Your objective: Pictures must be dropped from the copy of the entries below; all else is returned exactly.

::::::

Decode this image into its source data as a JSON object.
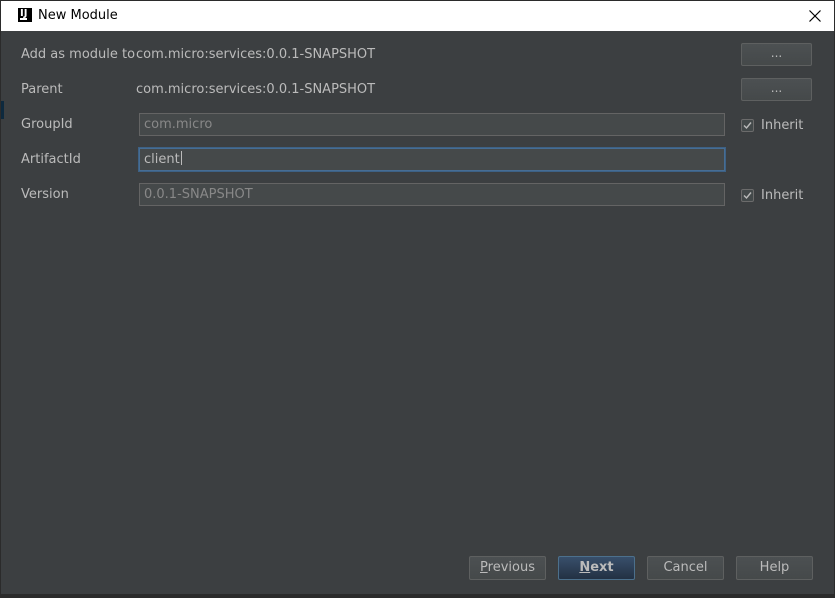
{
  "window": {
    "title": "New Module",
    "icon": "intellij-app-icon",
    "close_icon": "close-icon"
  },
  "form": {
    "add_as_module": {
      "label": "Add as module to",
      "value": "com.micro:services:0.0.1-SNAPSHOT",
      "button_label": "..."
    },
    "parent": {
      "label": "Parent",
      "value": "com.micro:services:0.0.1-SNAPSHOT",
      "button_label": "..."
    },
    "group_id": {
      "label": "GroupId",
      "value": "com.micro",
      "inherit_label": "Inherit",
      "inherit_checked": true
    },
    "artifact_id": {
      "label": "ArtifactId",
      "value": "client"
    },
    "version": {
      "label": "Version",
      "value": "0.0.1-SNAPSHOT",
      "inherit_label": "Inherit",
      "inherit_checked": true
    }
  },
  "footer": {
    "previous": {
      "label": "Previous",
      "mnemonic": "P",
      "rest": "revious"
    },
    "next": {
      "label": "Next",
      "mnemonic": "N",
      "rest": "ext"
    },
    "cancel": {
      "label": "Cancel"
    },
    "help": {
      "label": "Help"
    }
  },
  "colors": {
    "background": "#3c3f41",
    "field_background": "#45494a",
    "focus_border": "#466d94",
    "primary_button": "#365880",
    "text": "#bbbbbb"
  }
}
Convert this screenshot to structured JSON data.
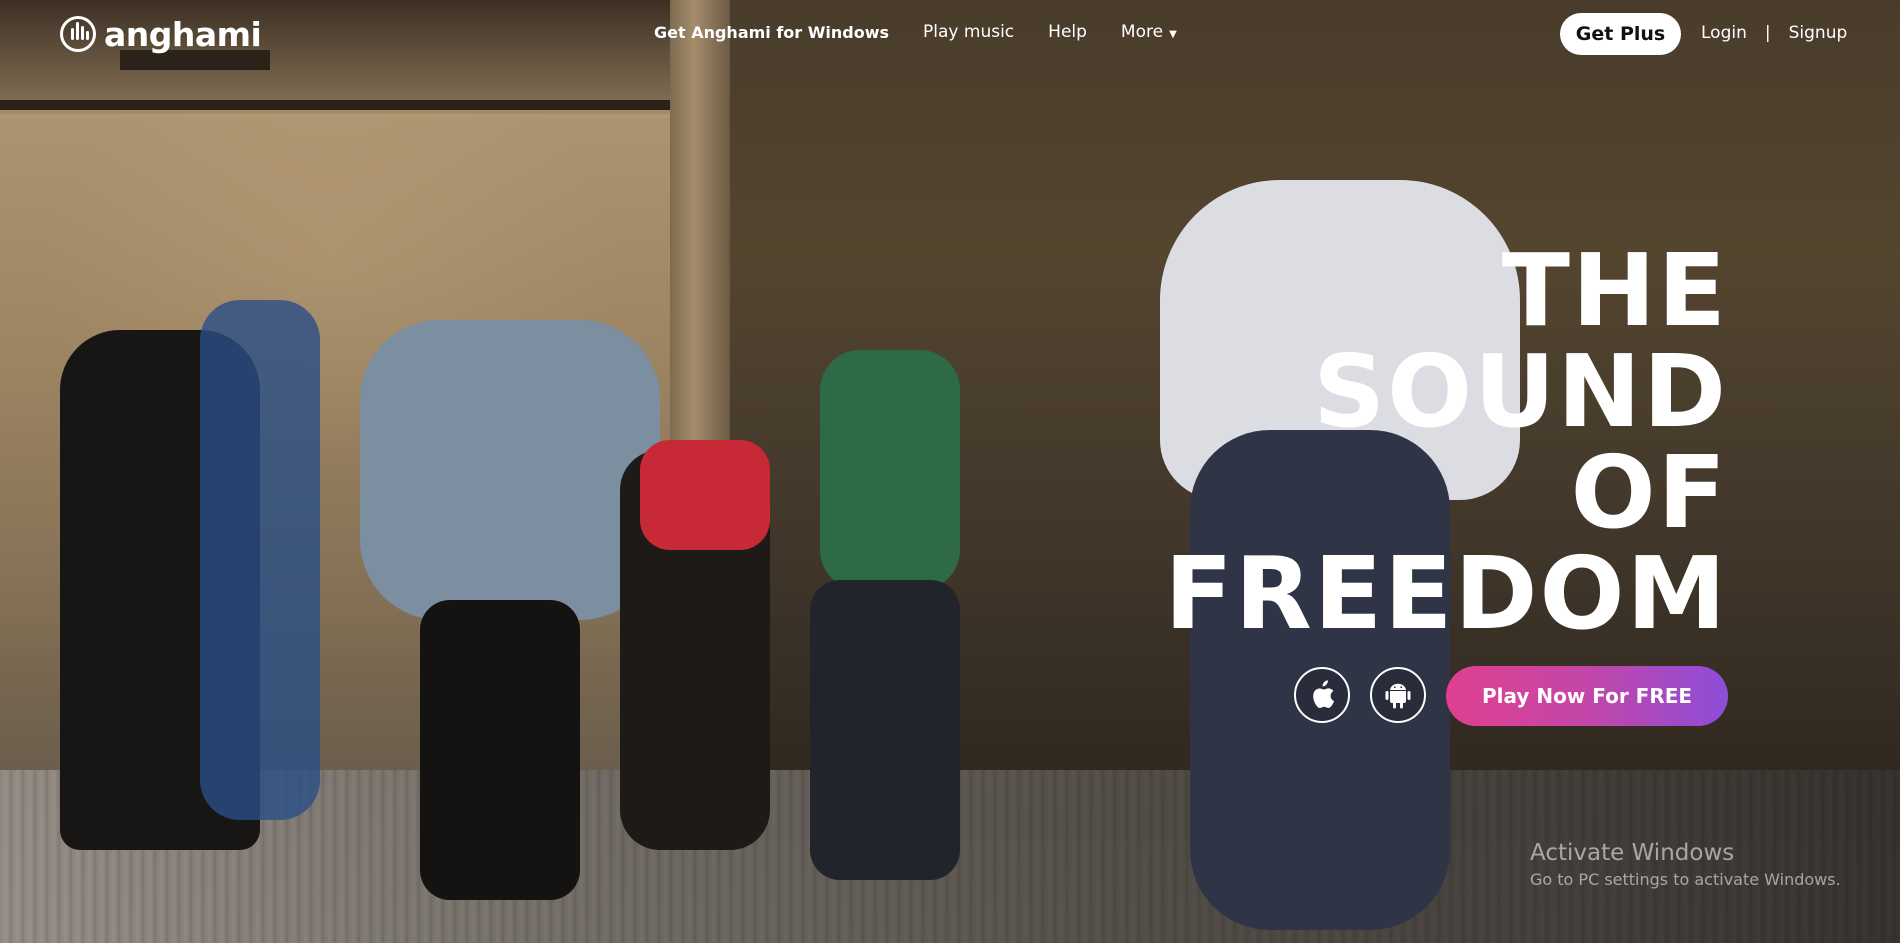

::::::

Response area:
Decode this image into its source data as a JSON object.
{
  "window": {
    "title": "New Module",
    "icon": "intellij-app-icon",
    "close_icon": "close-icon"
  },
  "form": {
    "add_as_module": {
      "label": "Add as module to",
      "value": "com.micro:services:0.0.1-SNAPSHOT",
      "button_label": "..."
    },
    "parent": {
      "label": "Parent",
      "value": "com.micro:services:0.0.1-SNAPSHOT",
      "button_label": "..."
    },
    "group_id": {
      "label": "GroupId",
      "value": "com.micro",
      "inherit_label": "Inherit",
      "inherit_checked": true
    },
    "artifact_id": {
      "label": "ArtifactId",
      "value": "client"
    },
    "version": {
      "label": "Version",
      "value": "0.0.1-SNAPSHOT",
      "inherit_label": "Inherit",
      "inherit_checked": true
    }
  },
  "footer": {
    "previous": {
      "label": "Previous",
      "mnemonic": "P",
      "rest": "revious"
    },
    "next": {
      "label": "Next",
      "mnemonic": "N",
      "rest": "ext"
    },
    "cancel": {
      "label": "Cancel"
    },
    "help": {
      "label": "Help"
    }
  },
  "colors": {
    "background": "#3c3f41",
    "field_background": "#45494a",
    "focus_border": "#466d94",
    "primary_button": "#365880",
    "text": "#bbbbbb"
  }
}
Convert this screenshot to structured JSON data.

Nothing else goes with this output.